(Dataset rows describing interfaces)
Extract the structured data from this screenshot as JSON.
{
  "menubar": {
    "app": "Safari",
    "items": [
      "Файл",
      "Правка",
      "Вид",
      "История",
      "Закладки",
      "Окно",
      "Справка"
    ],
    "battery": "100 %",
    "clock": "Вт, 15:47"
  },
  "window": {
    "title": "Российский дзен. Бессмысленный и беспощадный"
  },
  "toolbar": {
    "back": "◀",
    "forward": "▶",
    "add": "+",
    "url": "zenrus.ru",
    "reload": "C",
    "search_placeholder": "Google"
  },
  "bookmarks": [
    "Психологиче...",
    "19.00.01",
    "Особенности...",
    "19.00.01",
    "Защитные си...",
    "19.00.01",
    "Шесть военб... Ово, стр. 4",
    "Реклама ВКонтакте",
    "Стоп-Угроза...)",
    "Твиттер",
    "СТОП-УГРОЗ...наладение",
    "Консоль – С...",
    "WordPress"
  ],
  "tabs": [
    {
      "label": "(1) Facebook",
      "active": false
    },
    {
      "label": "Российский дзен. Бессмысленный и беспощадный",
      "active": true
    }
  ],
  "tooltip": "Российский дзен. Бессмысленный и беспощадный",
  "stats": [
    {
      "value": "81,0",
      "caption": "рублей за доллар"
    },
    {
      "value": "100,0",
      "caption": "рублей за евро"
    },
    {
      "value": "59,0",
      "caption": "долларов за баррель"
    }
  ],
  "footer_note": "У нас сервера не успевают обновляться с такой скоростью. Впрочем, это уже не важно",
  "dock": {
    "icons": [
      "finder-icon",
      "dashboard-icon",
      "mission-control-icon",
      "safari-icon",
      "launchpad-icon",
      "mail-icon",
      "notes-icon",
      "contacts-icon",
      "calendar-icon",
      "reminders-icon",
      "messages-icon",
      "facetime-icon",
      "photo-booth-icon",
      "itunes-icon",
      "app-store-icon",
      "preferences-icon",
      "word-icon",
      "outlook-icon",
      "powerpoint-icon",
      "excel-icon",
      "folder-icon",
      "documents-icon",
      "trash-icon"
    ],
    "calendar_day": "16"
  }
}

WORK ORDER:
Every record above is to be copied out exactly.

RESPONSE BOX:
Extract the structured data from this screenshot as JSON.
{
  "menubar": {
    "app": "Safari",
    "items": [
      "Файл",
      "Правка",
      "Вид",
      "История",
      "Закладки",
      "Окно",
      "Справка"
    ],
    "battery": "100 %",
    "clock": "Вт, 15:47"
  },
  "window": {
    "title": "Российский дзен. Бессмысленный и беспощадный"
  },
  "toolbar": {
    "back": "◀",
    "forward": "▶",
    "add": "+",
    "url": "zenrus.ru",
    "reload": "C",
    "search_placeholder": "Google"
  },
  "bookmarks": [
    "Психологиче...",
    "19.00.01",
    "Особенности...",
    "19.00.01",
    "Защитные си...",
    "19.00.01",
    "Шесть военб... Ово, стр. 4",
    "Реклама ВКонтакте",
    "Стоп-Угроза...)",
    "Твиттер",
    "СТОП-УГРОЗ...наладение",
    "Консоль – С...",
    "WordPress"
  ],
  "tabs": [
    {
      "label": "(1) Facebook",
      "active": false
    },
    {
      "label": "Российский дзен. Бессмысленный и беспощадный",
      "active": true
    }
  ],
  "tooltip": "Российский дзен. Бессмысленный и беспощадный",
  "stats": [
    {
      "value": "81,0",
      "caption": "рублей за доллар"
    },
    {
      "value": "100,0",
      "caption": "рублей за евро"
    },
    {
      "value": "59,0",
      "caption": "долларов за баррель"
    }
  ],
  "footer_note": "У нас сервера не успевают обновляться с такой скоростью. Впрочем, это уже не важно",
  "dock": {
    "icons": [
      "finder-icon",
      "dashboard-icon",
      "mission-control-icon",
      "safari-icon",
      "launchpad-icon",
      "mail-icon",
      "notes-icon",
      "contacts-icon",
      "calendar-icon",
      "reminders-icon",
      "messages-icon",
      "facetime-icon",
      "photo-booth-icon",
      "itunes-icon",
      "app-store-icon",
      "preferences-icon",
      "word-icon",
      "outlook-icon",
      "powerpoint-icon",
      "excel-icon",
      "folder-icon",
      "documents-icon",
      "trash-icon"
    ],
    "calendar_day": "16"
  }
}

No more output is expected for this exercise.